I will be majoring in Film and Television Studies at the University of Vermont this fall as an incoming first-year student. Prior to this, I was a self-taught filmmaker during my four years in high school. I also utilized the resources of Vermont Community Access Media (VCAM) where I took workshops and accessed equipment. What inspired you to make your film?

Escaja: As a member of the LGBTQ community, I too often see myself misrepresented in film and media. Even in everyday conversation, when the legal and social status of the LGBTQ community is discussed, few connect these political issues to the realities and experiences of real-life human beings. In 2017, I was a Junior in high school, and sought to develop my film portfolio for college. The year prior I had won a local film contest with my film “Young and Queer Vermont”, and despite being honored to have received that prize, I just wasn’t satisfied with my product. I felt it only scratched the surface of the message I wanted to convey in a film about queer Vermont youth. The following year, I wanted to continue expanding my experience with filmmaking, so I attempt to produce my first narrative short film, which led me Sade and the film “Looking Back at Me” Where has the film been shown (festivals, other screenings, etc.)? Talk about a memorable experience with an audience?

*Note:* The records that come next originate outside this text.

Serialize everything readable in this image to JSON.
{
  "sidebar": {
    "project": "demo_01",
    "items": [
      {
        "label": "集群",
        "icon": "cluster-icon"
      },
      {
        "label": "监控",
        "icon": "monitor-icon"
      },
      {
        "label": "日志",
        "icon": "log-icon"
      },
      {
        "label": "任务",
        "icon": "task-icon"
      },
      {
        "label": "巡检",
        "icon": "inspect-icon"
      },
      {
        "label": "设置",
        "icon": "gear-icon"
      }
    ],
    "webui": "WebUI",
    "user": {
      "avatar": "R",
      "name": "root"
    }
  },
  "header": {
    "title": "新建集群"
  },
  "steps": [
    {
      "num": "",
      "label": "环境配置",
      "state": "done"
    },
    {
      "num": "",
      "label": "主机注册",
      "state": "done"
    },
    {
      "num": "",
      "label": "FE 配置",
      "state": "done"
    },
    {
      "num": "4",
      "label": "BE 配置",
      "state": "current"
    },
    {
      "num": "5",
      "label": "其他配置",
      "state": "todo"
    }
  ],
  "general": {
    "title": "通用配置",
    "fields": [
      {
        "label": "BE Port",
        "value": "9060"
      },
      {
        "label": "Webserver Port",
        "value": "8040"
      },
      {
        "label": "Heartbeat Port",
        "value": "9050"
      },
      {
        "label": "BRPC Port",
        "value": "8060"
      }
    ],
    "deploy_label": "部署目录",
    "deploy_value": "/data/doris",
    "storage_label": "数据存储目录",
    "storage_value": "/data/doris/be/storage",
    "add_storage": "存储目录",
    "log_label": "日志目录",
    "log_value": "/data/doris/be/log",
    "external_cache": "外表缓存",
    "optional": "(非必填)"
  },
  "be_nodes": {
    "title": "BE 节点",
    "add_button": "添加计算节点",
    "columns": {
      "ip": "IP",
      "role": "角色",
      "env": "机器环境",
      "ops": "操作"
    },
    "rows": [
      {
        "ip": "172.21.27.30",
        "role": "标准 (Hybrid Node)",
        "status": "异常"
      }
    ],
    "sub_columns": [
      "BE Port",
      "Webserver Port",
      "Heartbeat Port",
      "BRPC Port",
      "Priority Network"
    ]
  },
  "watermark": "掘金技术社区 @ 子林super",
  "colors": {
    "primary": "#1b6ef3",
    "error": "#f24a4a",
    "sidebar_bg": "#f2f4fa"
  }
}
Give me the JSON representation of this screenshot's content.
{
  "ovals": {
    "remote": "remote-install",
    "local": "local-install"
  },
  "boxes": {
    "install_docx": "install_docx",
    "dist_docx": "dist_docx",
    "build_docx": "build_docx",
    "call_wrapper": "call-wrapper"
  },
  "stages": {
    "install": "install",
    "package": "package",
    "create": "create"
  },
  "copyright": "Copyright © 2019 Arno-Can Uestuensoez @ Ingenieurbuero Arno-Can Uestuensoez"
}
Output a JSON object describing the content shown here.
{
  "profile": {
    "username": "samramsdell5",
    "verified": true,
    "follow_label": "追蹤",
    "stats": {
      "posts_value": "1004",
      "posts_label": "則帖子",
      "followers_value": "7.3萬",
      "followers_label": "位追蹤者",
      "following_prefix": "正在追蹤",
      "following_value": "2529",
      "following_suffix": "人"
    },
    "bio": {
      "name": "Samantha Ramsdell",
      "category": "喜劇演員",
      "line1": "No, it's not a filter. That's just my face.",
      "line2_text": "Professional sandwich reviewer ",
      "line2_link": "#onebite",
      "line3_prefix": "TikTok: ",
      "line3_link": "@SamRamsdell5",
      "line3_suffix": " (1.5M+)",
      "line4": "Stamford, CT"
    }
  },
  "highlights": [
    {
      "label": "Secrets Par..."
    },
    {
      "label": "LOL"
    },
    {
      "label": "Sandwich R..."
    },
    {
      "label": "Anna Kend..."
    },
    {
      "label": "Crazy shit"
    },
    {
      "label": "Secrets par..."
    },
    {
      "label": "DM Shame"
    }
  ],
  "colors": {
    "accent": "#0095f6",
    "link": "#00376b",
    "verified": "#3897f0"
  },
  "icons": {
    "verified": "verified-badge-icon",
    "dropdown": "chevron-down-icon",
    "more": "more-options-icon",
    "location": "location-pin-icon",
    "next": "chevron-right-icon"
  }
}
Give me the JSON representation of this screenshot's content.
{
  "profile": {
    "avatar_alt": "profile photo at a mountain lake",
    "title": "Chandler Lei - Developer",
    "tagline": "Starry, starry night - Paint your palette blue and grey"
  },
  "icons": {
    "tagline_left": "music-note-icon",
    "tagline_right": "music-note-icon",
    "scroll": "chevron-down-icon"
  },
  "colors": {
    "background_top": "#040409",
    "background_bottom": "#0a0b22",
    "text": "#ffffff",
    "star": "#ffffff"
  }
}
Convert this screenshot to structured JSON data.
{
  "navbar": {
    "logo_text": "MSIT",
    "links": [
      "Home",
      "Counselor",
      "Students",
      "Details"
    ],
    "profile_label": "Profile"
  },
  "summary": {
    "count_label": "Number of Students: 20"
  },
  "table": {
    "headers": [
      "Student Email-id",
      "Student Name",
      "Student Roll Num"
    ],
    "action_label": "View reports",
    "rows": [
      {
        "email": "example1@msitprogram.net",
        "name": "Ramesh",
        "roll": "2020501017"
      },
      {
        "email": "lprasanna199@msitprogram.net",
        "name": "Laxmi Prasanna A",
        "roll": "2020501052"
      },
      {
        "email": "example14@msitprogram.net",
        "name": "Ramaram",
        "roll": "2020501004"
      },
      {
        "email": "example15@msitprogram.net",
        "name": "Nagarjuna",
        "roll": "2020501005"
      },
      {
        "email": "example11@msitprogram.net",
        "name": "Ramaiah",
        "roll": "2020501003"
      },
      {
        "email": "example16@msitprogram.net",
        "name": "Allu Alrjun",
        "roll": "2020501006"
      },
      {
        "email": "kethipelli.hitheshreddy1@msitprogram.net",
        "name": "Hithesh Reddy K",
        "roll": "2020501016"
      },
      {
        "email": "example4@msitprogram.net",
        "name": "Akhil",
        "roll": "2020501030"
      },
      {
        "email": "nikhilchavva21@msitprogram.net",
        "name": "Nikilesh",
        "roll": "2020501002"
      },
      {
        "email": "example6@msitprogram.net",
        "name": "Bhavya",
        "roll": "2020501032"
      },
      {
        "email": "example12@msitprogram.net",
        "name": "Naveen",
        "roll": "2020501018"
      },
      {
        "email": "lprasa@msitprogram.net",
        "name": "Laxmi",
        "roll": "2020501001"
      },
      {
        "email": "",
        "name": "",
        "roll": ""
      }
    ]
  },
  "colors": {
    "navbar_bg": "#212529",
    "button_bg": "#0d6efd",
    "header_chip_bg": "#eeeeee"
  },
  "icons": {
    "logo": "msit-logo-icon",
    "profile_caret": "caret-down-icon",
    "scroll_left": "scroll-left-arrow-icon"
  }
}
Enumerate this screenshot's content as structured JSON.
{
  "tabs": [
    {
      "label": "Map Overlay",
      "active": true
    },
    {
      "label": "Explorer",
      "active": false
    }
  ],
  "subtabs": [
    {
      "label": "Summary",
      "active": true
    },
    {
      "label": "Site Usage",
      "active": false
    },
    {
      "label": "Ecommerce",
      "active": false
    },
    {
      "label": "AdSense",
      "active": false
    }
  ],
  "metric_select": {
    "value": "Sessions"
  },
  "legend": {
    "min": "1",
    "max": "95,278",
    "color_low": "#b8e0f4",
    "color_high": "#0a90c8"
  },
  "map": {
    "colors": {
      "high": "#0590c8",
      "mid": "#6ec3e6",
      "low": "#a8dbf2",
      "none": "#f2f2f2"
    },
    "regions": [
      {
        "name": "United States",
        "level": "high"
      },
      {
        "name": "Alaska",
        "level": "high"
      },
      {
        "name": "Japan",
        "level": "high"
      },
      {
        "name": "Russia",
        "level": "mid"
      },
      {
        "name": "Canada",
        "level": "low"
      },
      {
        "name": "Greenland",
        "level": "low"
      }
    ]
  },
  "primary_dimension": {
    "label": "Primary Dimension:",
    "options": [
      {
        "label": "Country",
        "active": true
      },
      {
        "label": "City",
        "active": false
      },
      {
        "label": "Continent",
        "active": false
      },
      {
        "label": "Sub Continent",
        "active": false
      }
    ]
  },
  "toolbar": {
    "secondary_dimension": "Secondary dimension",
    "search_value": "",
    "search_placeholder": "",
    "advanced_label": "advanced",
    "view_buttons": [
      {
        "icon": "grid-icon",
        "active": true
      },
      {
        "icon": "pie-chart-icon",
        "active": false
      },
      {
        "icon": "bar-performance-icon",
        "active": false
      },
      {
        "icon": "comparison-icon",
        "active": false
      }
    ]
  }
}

Escaja: Looking Back at Me” has been screened at the Fargo-Minnesota LGBT Film Festival, Young Filmmakers Festival in New York City, and the Vermont International Film Festival. It has won Best Ethnographic Film Award at the Freedom & Unity Film Contest and Audience Choice Award at the Phillips Academy Film Festival. Additionally, the film has been shown at schools, conferences, workplaces, and universities for entertainment and educational purposes. Sade and I have also toured the state presenting the film and sitting as panelists for audience engagement. We serve as a resource to answer questions on the making of the film and on LGBTQ allyship, sharing our own stories and experiences. How did you find your cast and crew for this film?

Escaja: I produced, filmed, and edited “Looking Back at Me” entirely on my own as a Junior in high school. Sade and I had gone to the same school, so I had that connection with him. When I brainstormed the theme of the film, I immediately knew Sade would be a perfect candidate, and we collaborated together to tell his story. Any advice on making films you want to share – about fundraising, working with actors, distributing, sending to festivals, etc?

Escaja: Honestly, I’m the one who needs advice on these things! I am still very new to the world of filmmaking. In terms of festivals, I would say – don’t wait for opportunities to come to you, find the opportunities yourself! Use your resources and make connections. Step outside your comfort zone.


Looking Back at Me